Tenants pay their rents to the broker in cash, which the broker deposits into their personal checking account. The broker then issues a check from their personal account payable to the owner for all funds due the owner.

The check is rejected by the broker’s bank due to insufficient funds. The owner demands the broker to either pay the rents collected and return the cash advanced for maintenance, or account for the funds when they have been disbursed. The broker refuses to account to the owner.

The owner sues the broker and is awarded a judgment for:

  • three times the amount of rents collected by the broker and not paid to the owner;
  • three times the amount of the cash advanced for maintenance, as no evidence exists showing the broker expended the funds for the benefit of the owner;
  • pre-judgment interest at the legal rate of 10% on the rents and cash advanced from the date they were received by the broker;
  • post-judgment interest at 10% until the judgment is satisfied;
  • costs; and
  • attorney fees.

The owner attempts to collect on the judgment but the broker is insolvent.

Can the owner collect all of their money judgment amounts due from the broker for the misuse of trust funds from the Real Estate Recovery Account?

No! The owner can only recover their actual and direct losses on the transaction from the Recovery Account, up to the sum of $50,000. Thus, the owner’s recovery is limited both by the $50,000 ceiling and the actual amount of their lost rents and the cash advanced for maintenance. The tripled amount cannot be recovered from the Recovery Account since the amount exceeds the actual loss inflicted by the broker. [Circle Oaks Sales Co. v. Real Estate Commissioner (1971) 16 CA3d 682]

Also, no attorney fees award can be recovered from the Recovery Account since attorney fees are not direct losses. [Acebo v. Real Estate Education, Research and Recovery Fund (1984) 155 CA3d 907]

However, the owner can recover the interest and court costs awarded in the judgment from the Recovery Account as part of the $50,000 maximum recovery. [Nordahl v. Franzalia (1975) 48 CA3d 657]

Income tax

Income taxes to the extent due are paid on all income, from whatever source.
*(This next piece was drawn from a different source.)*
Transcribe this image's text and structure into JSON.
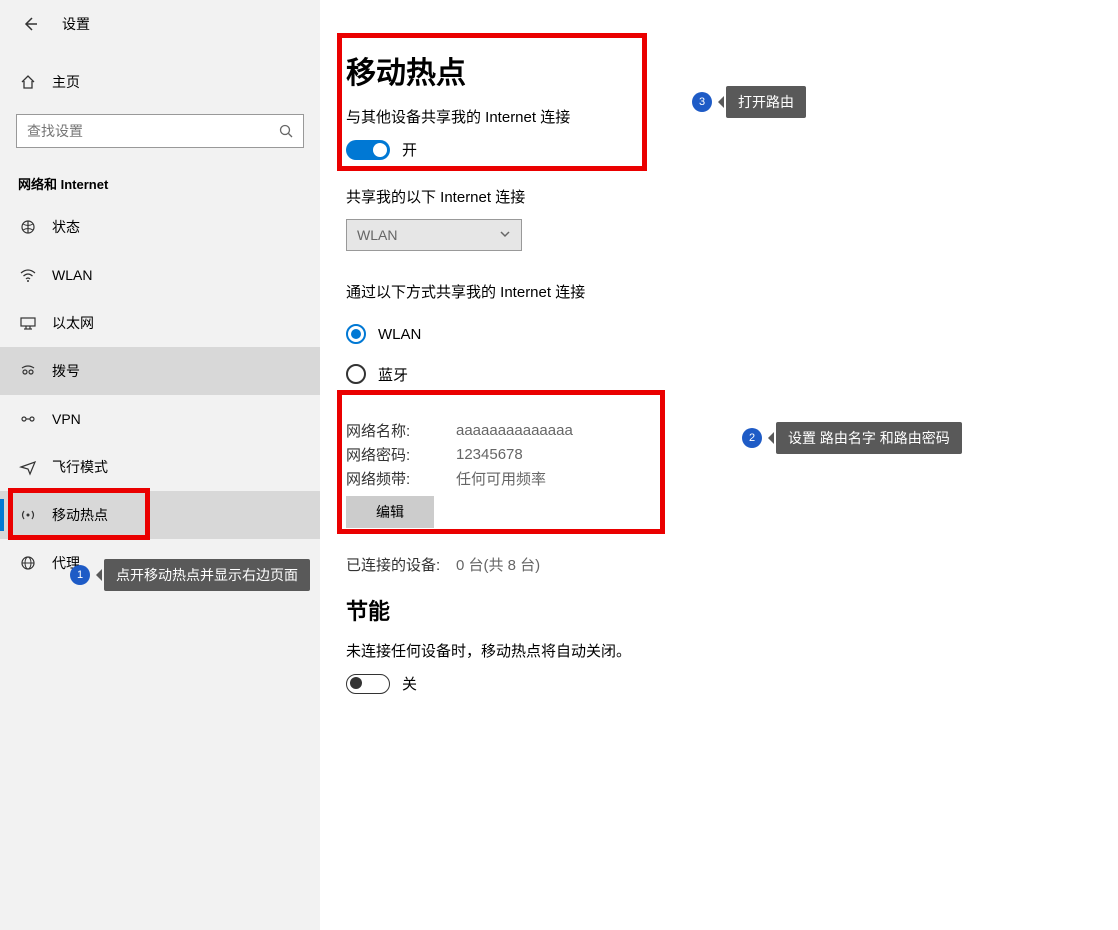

This includes income derived from illegal activities such as embezzlement. [James v. United States (1961) 366 US 213]

Thus, brokers who convert trust funds expose themselves to tax penalties when they fail to report the converted funds as income and pay the appropriate taxes on the illegal income. [Calif. Revenue and Taxation Code §19701]

Further, embezzled money needs to be reported as income even when it is paid back. Thus, a broker embezzling trust funds cannot escape income tax liability by returning the funds and characterizing the embezzlement as an unauthorized loan. [Buff v. Commissioner of Internal Revenue (1974) 496 F2d 847]

In addition, no deductions of any kind are allowed to offset income derived from illegal activities. The broker is responsible for reporting the full amount of the income they have derived from converting trust funds, undiminished by their related expenses, costs and reimbursements. [Rev & T C §17282]


A broker who uses funds in any way not authorized by the owner is guilty of embezzlement. [Calif. Penal Code §506]

Whether the broker is merely “borrowing” the funds and intends to return them is of no import. The broker is still guilty of embezzlement. [Pen C §513]

For instance, a developer accepts down payments from buyers for homes in a subdivision. The purchase agreements state the down payments will be held in escrow until title to the homes is conveyed to the buyers.

The developer fails to deposit any of the funds received into an escrow or trust account. Instead, the developer uses the funds for their own business expenses.

The developer gives the buyers credit for the down payments and later conveys title to the buyers. Thus, the buyers are not harmed by the developer’s conversion of the down payments funds.

Even though the down payments would ultimately go to the developer and the buyers received what they paid for, the developer is guilty of embezzlement. The developer had no right under the purchase agreements to use the funds until title was conveyed to the buyers. [People v. Parker (1965) 235 CA2d 100]